RM Sotheby’s Lot 191 is one such car. Ordered new by a founding member of Ferrari Club Deutschland, this 1980 Ferrari 512 BB s/n 31159 was fitted with the “Le Mans Kit” upon delivery. Raced in period in Germany, the car is now a historic racer with appearances at the 2016 and 2018 Le Mans Classic. The estimate is €395,000-€455,000 (or $491,000-$519,000), which is well above the #1-condition (Concours-quality) average value $305,000, but potentially represents a great way to go racing with a vintage 12-cylinder Ferrari at Le Mans. The record for a 512 BB competition car is $990,000, which is from Bonhams 2014 Quail Lodge auction; the car sold was a 1981 Ferrari 512 Boxer Berlinetta Bellancauto Le Mans racer that raced at Le Mans in 1981 and 1984.

1987 Ferrari F40 LM

1987 Ferrari F40 LM rear engine hood up
1987 Ferrari F40 LM 3/4 front snow sunset
1987 Ferrari F40 LM rear 2/3 snow
RM Sotheby's
1987 Ferrari F40 LM

The second Le Mans-spec Ferrari crossing the block at Rétromobile in Paris is also based on one of the company’s road cars—in this case, the F40. Developed out of the snowballed 288 GTO Evoluzione that was intended for Group B rallying, the F40 was a no-nonsense, stripped-down, ultra-spartan speed machine. It still wasn’t intense enough for French importer Charles Pozzi, though, whose team wanted an even more track-honed F40 LM to race in 1989. Ferrari was too busy building production cars and racing Formula 1 cars, so it went to Michelotto to build 19 examples of the F40 LM. Lot 126 at RM Sotheby’s sale, s/n 74045 is a 1987 F40 prototype later converted by Michelotto to LM-spec.

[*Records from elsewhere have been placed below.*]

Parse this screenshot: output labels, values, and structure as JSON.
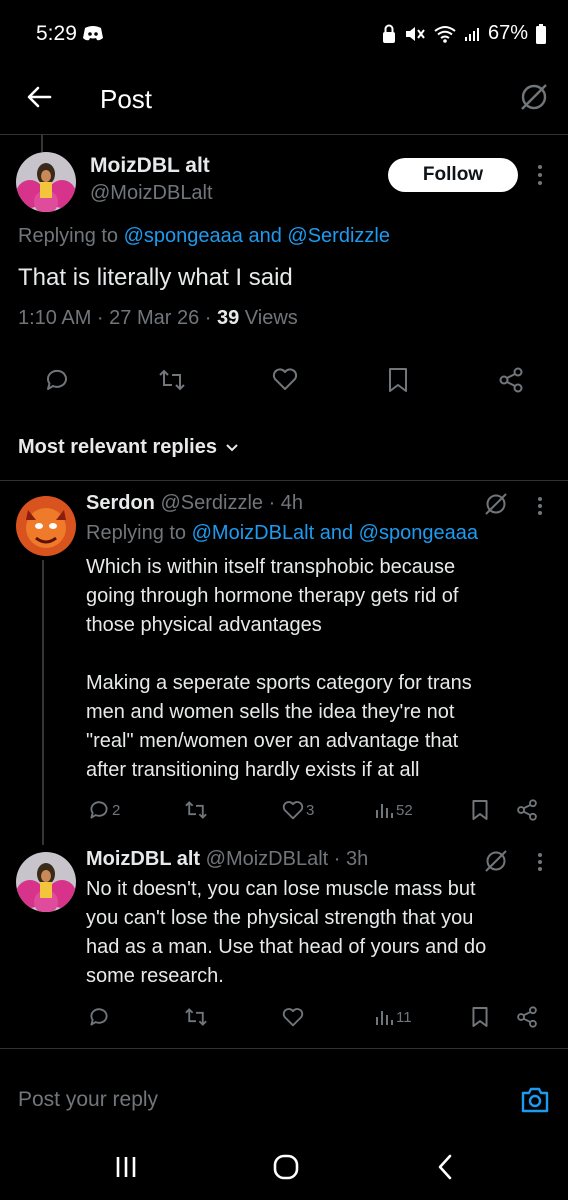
{
  "status_bar": {
    "time": "5:29",
    "battery": "67%"
  },
  "header": {
    "title": "Post"
  },
  "main_post": {
    "display_name": "MoizDBL alt",
    "handle": "@MoizDBLalt",
    "follow_label": "Follow",
    "replying_prefix": "Replying to",
    "replying_to": "@spongeaaa and @Serdizzle",
    "text": "That is literally what I said",
    "time": "1:10 AM · 27 Mar 26 ·",
    "views_count": "39",
    "views_label": "Views"
  },
  "replies_section": {
    "title": "Most relevant replies"
  },
  "replies": [
    {
      "display_name": "Serdon",
      "handle": "@Serdizzle · 4h",
      "replying_prefix": "Replying to",
      "replying_to": "@MoizDBLalt and @spongeaaa",
      "text_lines": [
        "Which is within itself transphobic because",
        "going through hormone therapy gets rid of",
        "those physical advantages",
        "",
        "Making a seperate sports category for trans",
        "men and women sells the idea they're not",
        "\"real\" men/women over an advantage that",
        "after transitioning hardly exists if at all"
      ],
      "replies_count": "2",
      "likes_count": "3",
      "views_count": "52"
    },
    {
      "display_name": "MoizDBL alt",
      "handle": "@MoizDBLalt · 3h",
      "text_lines": [
        "No it doesn't, you can lose muscle mass but",
        "you can't lose the physical strength that you",
        "had as a man. Use that head of yours and do",
        "some research."
      ],
      "views_count": "11"
    }
  ],
  "composer": {
    "placeholder": "Post your reply"
  },
  "colors": {
    "accent": "#1d9bf0",
    "muted": "#71767b",
    "text": "#e7e9ea"
  }
}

Compared to the 471-hp twin-turbo F40, the F40 LM spits out more than 700 hp, courtesy of bigger turbos and intercoolers, upgraded fuel injection, and new camshafts. Michelotto also reinforced the chassis, modified the bodywork for even more extreme aero capability, and fitted the car with more powerful brakes, more track-focused suspension, and a more durable five-speed manual transmission. With the even more aggressively stripped-out interior, fixed headlamps (rather than the standard flip-up lights), and other weight-saving measures, the LM shaves about 700 pounds from the standard F40’s 3000-pound curb weight.

Raced at Le Mans in 1995 and 1996, the car achieved the best result ever for an F40 at Le Mans by finishing 6th in class and 12th overall in its first outing. With an estimate of €4.5M-€5.5M (or $5.14M-$6.28M), the car also has a guaranteed minimum price. The record for an F40 LM is from RM Sotheby’s Monterey 2015 auction, where s/n 97904 sold for $3.3M. Given the competition history of s/n 74045, the car is more desirable than the current record-holder, not only in the subjective sense, but also because it is being auctioned with a higher estimate and a minimum-price guarantee.

These two track monsters offer a unique taste of Ferrari racing history, and for fans of Ferrari road cars of the 1980s these are most certainly the most extreme and most capable evolutions imaginable. Here’s to hoping both cars find a loving new home.